Each line that includes "ellipse" must be copied from the records.

═══ Records for the task

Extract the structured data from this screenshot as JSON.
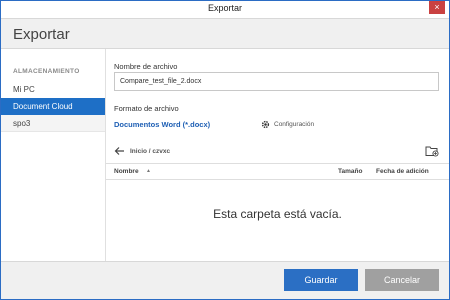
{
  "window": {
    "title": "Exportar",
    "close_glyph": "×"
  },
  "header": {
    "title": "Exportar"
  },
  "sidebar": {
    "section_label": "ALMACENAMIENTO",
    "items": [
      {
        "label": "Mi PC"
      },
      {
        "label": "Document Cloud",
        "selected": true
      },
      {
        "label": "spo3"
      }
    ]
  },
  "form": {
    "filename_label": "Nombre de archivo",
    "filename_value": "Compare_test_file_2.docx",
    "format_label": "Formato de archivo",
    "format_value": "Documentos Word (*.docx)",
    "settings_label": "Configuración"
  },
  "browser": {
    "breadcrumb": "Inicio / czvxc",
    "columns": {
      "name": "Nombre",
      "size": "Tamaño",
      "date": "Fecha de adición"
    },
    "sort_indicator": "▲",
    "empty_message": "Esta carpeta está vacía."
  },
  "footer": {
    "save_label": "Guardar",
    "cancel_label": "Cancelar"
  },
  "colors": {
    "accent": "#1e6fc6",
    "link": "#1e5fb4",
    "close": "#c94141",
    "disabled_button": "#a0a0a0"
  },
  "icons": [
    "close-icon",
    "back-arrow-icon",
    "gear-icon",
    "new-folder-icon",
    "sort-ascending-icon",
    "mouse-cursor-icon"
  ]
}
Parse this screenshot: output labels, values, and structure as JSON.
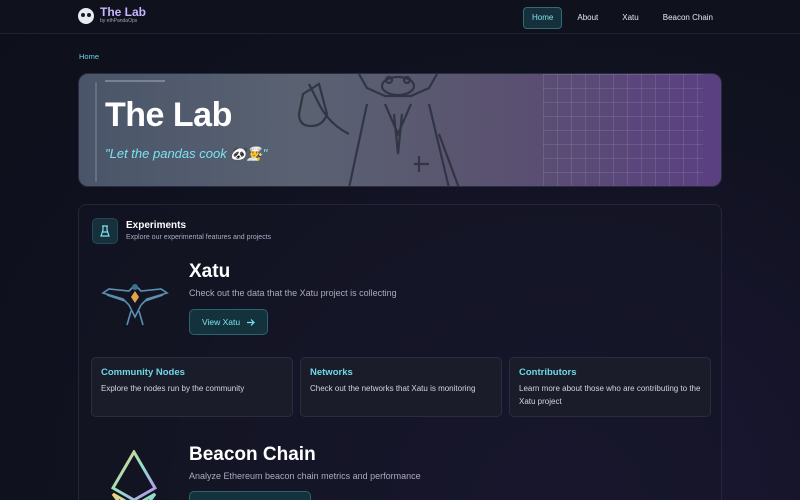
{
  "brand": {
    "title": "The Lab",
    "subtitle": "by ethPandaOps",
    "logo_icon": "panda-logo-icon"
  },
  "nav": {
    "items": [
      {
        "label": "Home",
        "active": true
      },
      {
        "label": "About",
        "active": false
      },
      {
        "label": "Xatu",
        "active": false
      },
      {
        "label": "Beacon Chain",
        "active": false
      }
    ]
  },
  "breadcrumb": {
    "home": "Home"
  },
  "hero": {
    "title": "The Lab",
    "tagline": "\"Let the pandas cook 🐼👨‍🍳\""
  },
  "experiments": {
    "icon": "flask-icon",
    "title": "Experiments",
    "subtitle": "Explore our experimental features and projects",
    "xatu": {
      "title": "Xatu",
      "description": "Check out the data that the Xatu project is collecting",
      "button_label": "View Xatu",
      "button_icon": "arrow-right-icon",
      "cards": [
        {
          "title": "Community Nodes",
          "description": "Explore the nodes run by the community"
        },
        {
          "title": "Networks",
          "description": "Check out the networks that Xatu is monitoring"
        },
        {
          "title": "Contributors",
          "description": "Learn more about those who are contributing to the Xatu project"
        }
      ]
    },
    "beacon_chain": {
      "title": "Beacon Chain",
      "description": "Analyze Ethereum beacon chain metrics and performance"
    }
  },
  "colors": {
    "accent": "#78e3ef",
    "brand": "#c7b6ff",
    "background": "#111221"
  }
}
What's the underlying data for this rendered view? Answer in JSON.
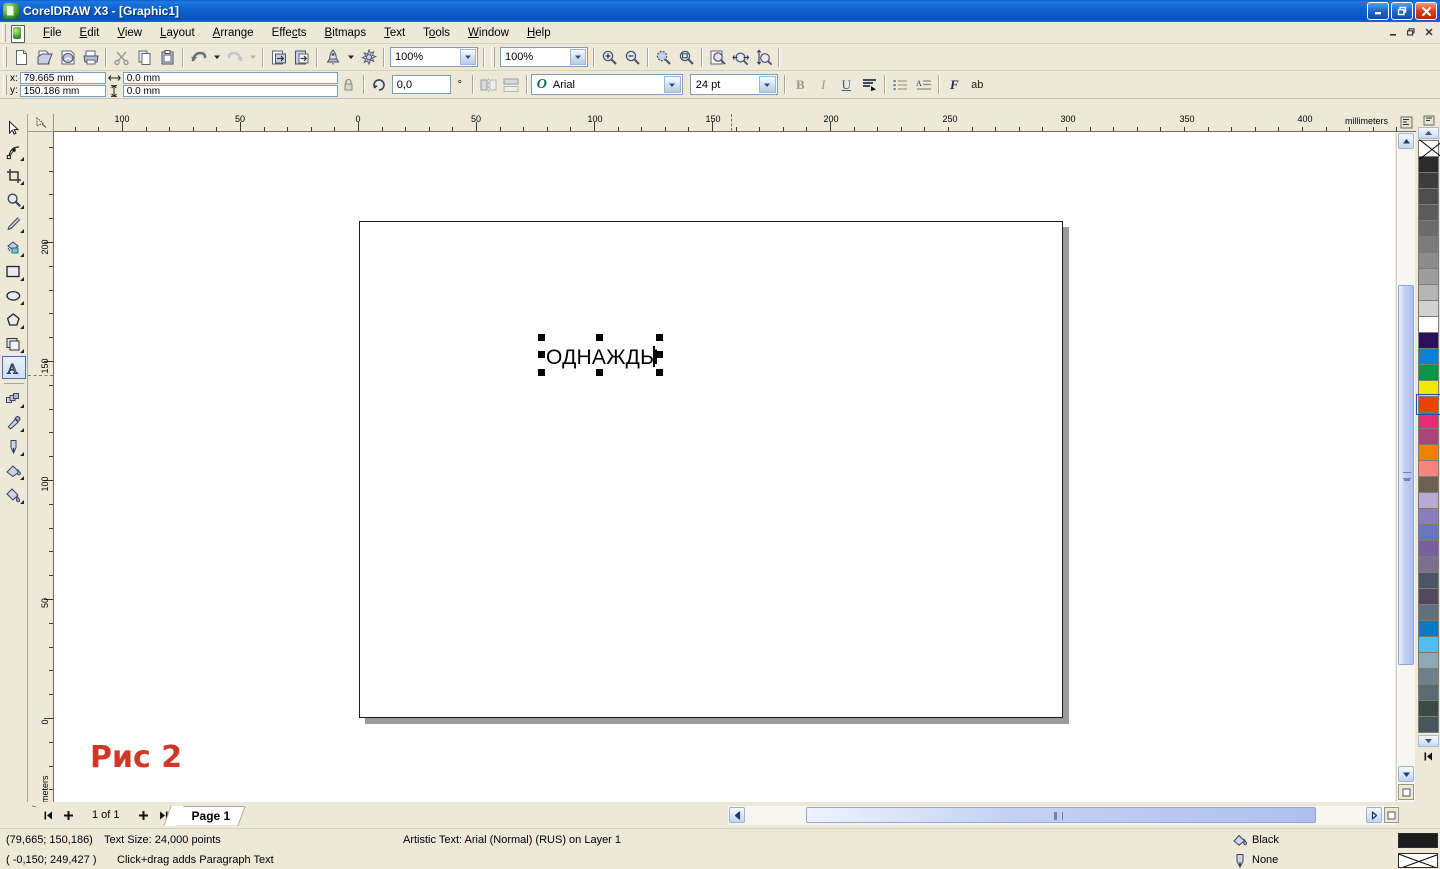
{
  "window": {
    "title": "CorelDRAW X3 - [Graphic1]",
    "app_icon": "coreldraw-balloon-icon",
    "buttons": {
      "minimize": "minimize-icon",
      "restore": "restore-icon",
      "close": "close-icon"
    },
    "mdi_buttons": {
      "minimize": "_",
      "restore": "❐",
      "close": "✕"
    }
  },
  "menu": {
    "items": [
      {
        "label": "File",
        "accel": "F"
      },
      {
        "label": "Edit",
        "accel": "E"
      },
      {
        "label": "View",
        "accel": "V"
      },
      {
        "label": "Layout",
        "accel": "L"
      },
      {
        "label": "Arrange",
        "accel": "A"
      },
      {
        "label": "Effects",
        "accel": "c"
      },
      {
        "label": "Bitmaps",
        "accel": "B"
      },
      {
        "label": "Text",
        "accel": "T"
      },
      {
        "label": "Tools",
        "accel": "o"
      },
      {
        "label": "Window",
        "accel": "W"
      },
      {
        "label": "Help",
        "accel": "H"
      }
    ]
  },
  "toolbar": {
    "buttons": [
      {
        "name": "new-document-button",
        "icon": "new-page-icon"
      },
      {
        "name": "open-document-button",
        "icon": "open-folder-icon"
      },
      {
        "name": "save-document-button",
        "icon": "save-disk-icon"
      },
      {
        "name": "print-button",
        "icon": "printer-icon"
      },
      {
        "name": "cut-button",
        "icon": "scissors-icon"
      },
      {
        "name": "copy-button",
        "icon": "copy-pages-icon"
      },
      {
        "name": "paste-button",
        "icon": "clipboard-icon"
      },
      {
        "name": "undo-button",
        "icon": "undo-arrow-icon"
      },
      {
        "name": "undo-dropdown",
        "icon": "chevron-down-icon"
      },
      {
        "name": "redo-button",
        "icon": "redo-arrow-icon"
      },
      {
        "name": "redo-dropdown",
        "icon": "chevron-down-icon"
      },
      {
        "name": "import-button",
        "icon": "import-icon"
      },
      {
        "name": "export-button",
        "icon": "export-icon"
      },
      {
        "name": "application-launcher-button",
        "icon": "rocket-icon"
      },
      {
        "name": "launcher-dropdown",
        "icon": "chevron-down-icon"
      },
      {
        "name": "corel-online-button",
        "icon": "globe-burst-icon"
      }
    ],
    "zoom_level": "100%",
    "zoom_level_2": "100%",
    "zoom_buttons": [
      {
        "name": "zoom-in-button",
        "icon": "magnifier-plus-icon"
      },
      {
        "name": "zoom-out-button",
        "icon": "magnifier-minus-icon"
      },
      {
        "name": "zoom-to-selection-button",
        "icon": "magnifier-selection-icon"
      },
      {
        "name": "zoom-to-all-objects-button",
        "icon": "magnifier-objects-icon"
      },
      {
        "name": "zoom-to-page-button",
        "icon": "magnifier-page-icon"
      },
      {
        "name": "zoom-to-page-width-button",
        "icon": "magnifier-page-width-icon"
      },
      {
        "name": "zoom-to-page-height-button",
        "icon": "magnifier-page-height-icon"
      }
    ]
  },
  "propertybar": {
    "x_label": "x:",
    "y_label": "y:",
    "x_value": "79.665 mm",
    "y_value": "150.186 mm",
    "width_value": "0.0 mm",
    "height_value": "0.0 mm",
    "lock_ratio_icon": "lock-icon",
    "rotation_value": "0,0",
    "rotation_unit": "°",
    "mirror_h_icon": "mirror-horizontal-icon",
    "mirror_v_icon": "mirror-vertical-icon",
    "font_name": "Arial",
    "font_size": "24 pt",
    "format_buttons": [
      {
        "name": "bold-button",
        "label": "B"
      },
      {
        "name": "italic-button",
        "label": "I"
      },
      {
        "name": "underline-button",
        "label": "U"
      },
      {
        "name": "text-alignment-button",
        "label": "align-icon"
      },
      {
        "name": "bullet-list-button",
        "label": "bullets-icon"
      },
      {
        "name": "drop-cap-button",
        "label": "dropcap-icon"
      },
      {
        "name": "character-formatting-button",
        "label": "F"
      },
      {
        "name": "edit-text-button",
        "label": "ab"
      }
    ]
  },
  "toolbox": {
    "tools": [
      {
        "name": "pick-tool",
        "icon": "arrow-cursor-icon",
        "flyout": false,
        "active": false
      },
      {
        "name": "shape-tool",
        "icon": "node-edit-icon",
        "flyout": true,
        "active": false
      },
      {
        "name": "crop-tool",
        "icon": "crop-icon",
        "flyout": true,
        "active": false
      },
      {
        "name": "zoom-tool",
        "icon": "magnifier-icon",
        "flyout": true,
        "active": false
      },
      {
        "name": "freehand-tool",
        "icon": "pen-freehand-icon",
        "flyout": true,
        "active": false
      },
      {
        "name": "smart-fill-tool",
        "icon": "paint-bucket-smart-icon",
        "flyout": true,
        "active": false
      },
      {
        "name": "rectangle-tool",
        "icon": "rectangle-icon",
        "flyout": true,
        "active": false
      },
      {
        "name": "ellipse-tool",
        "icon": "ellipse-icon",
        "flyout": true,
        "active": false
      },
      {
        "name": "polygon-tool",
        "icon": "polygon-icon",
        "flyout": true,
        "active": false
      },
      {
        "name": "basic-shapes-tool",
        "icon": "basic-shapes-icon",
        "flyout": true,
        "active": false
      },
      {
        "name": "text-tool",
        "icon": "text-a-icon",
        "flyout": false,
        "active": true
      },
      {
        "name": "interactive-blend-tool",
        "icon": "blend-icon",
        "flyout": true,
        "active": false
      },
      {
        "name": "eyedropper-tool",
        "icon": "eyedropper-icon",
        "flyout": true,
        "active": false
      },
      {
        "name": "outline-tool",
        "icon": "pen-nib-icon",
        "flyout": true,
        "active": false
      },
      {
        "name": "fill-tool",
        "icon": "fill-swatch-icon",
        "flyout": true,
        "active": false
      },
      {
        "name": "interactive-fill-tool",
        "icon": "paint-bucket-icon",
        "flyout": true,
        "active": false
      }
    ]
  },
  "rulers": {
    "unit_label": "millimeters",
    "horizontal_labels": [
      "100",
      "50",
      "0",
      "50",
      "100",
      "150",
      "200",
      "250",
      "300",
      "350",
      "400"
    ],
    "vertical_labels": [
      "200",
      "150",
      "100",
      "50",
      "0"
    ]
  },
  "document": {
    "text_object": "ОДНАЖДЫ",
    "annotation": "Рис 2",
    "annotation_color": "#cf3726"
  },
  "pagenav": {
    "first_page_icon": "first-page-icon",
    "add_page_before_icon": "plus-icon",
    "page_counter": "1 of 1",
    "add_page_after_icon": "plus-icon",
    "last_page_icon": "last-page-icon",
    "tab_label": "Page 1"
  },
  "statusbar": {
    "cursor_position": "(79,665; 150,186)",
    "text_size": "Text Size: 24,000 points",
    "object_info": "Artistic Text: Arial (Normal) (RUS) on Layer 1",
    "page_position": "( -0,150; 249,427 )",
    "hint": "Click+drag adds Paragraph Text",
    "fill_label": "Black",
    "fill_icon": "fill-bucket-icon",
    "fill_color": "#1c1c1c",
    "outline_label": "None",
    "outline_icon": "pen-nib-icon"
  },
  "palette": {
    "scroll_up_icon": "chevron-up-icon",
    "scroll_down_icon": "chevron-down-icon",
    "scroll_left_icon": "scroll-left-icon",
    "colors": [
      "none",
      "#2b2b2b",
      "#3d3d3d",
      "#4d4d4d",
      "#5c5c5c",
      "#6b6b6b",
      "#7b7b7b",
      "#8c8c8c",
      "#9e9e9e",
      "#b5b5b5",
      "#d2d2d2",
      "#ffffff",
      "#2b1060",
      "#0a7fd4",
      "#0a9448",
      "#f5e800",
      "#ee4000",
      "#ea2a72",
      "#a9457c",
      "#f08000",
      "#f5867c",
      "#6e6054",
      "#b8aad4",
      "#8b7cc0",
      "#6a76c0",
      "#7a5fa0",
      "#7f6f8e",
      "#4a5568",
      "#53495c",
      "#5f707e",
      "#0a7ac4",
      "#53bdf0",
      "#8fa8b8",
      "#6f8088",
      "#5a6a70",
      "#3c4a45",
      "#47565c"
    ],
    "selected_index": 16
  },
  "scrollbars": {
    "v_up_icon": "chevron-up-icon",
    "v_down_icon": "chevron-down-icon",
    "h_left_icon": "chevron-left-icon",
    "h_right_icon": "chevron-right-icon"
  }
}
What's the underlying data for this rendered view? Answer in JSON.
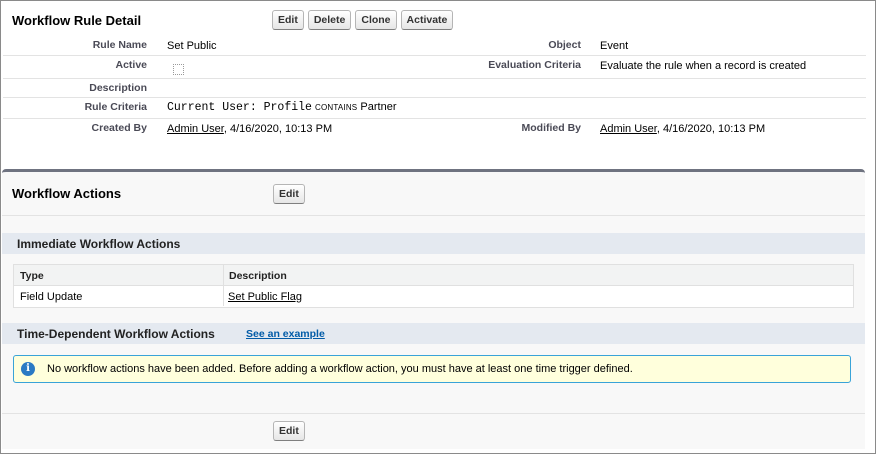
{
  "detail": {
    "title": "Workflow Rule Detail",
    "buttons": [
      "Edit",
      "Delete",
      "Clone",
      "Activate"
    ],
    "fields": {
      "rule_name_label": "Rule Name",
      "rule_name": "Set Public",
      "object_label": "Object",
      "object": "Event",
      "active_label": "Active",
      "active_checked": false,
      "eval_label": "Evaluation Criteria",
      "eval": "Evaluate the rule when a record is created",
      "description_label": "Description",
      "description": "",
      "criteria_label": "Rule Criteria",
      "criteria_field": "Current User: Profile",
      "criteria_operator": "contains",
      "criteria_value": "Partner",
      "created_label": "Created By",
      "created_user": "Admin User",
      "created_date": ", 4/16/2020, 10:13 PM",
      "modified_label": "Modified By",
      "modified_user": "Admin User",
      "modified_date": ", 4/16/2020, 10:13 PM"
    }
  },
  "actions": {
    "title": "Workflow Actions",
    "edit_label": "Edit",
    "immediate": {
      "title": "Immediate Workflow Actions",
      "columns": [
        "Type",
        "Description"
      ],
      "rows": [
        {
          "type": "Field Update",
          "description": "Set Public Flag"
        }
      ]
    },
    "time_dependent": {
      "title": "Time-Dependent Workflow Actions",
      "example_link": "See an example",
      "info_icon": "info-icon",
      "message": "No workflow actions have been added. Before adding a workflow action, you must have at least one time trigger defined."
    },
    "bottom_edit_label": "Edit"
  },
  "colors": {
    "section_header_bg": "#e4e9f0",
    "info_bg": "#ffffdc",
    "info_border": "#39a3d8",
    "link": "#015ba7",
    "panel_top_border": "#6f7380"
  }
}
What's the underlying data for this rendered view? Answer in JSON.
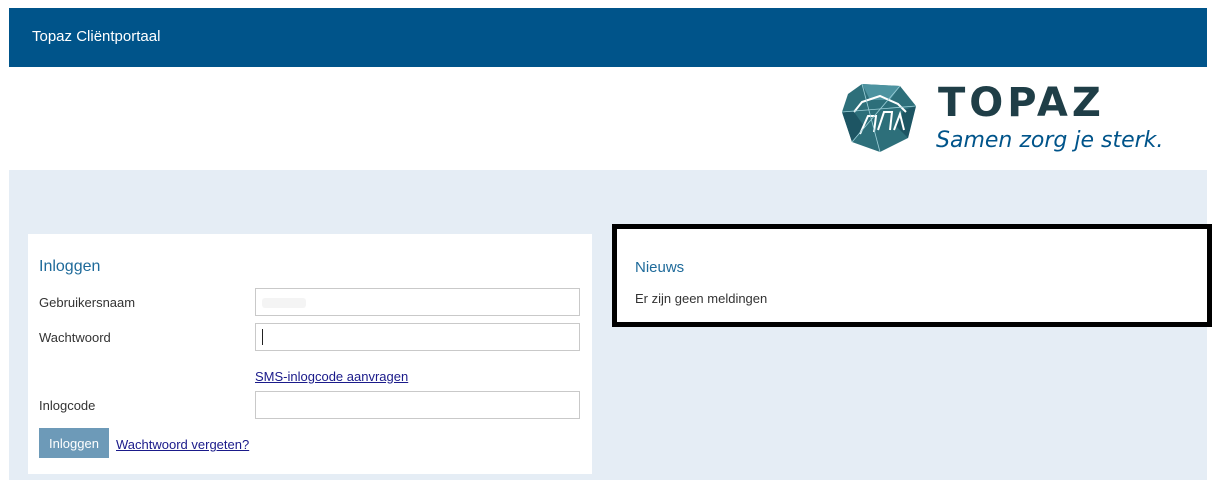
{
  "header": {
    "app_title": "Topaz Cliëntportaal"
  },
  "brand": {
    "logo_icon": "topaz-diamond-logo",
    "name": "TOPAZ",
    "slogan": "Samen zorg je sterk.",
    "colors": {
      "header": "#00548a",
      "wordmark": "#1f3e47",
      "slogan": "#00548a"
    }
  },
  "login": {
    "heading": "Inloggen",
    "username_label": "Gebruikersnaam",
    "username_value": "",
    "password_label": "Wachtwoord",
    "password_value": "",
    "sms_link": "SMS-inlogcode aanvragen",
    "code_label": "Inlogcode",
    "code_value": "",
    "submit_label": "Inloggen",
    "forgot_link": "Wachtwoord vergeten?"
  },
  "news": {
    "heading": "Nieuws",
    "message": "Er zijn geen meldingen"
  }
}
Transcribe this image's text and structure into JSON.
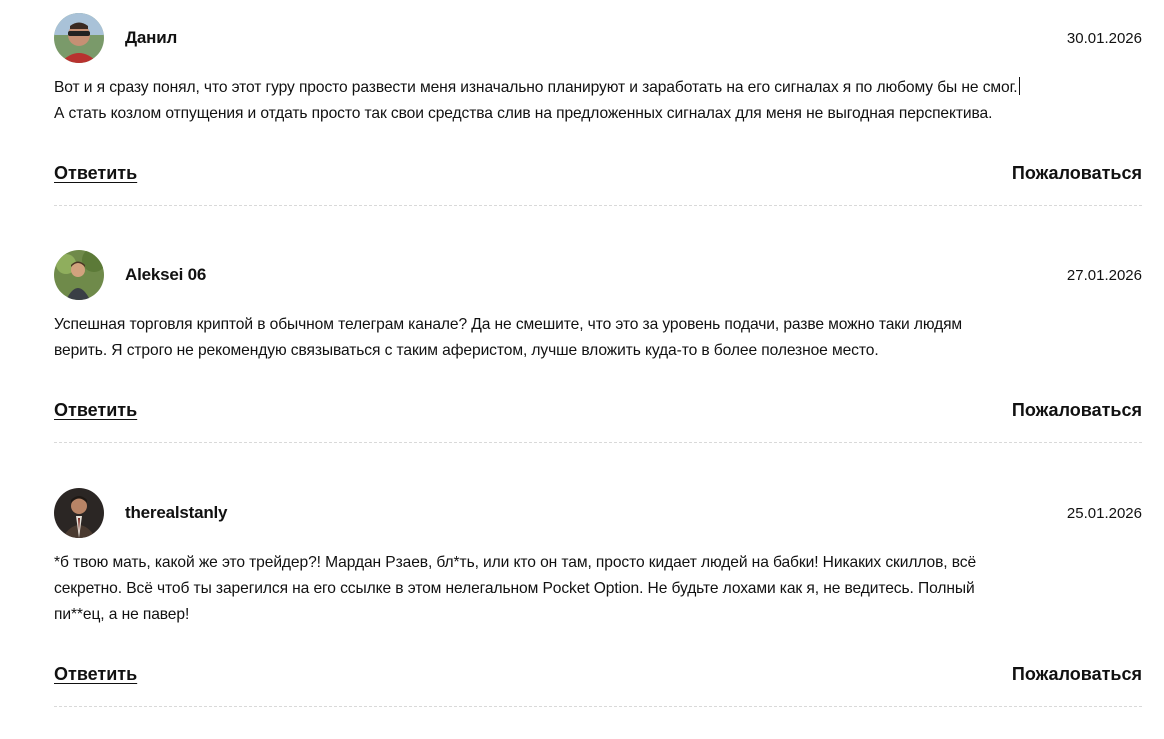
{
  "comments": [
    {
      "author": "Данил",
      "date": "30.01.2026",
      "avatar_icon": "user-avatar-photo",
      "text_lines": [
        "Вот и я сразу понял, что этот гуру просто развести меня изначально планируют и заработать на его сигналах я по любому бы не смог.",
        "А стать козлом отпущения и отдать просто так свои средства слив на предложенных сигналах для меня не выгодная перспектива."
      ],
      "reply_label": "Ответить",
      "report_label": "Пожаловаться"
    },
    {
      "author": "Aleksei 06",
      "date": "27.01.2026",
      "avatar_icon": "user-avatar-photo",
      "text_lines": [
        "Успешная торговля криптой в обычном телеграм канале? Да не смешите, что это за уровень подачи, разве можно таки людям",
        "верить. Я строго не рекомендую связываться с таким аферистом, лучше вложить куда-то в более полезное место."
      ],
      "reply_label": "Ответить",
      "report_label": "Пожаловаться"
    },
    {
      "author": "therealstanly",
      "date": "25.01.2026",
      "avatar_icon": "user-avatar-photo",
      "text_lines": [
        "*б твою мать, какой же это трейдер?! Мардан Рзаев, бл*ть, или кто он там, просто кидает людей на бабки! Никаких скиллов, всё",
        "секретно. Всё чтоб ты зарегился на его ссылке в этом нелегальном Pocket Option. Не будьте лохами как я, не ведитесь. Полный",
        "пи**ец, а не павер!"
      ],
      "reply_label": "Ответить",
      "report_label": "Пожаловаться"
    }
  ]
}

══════

**Answer for the task:**
        "name": "ellipse-tool",
        "icon": "ellipse-icon",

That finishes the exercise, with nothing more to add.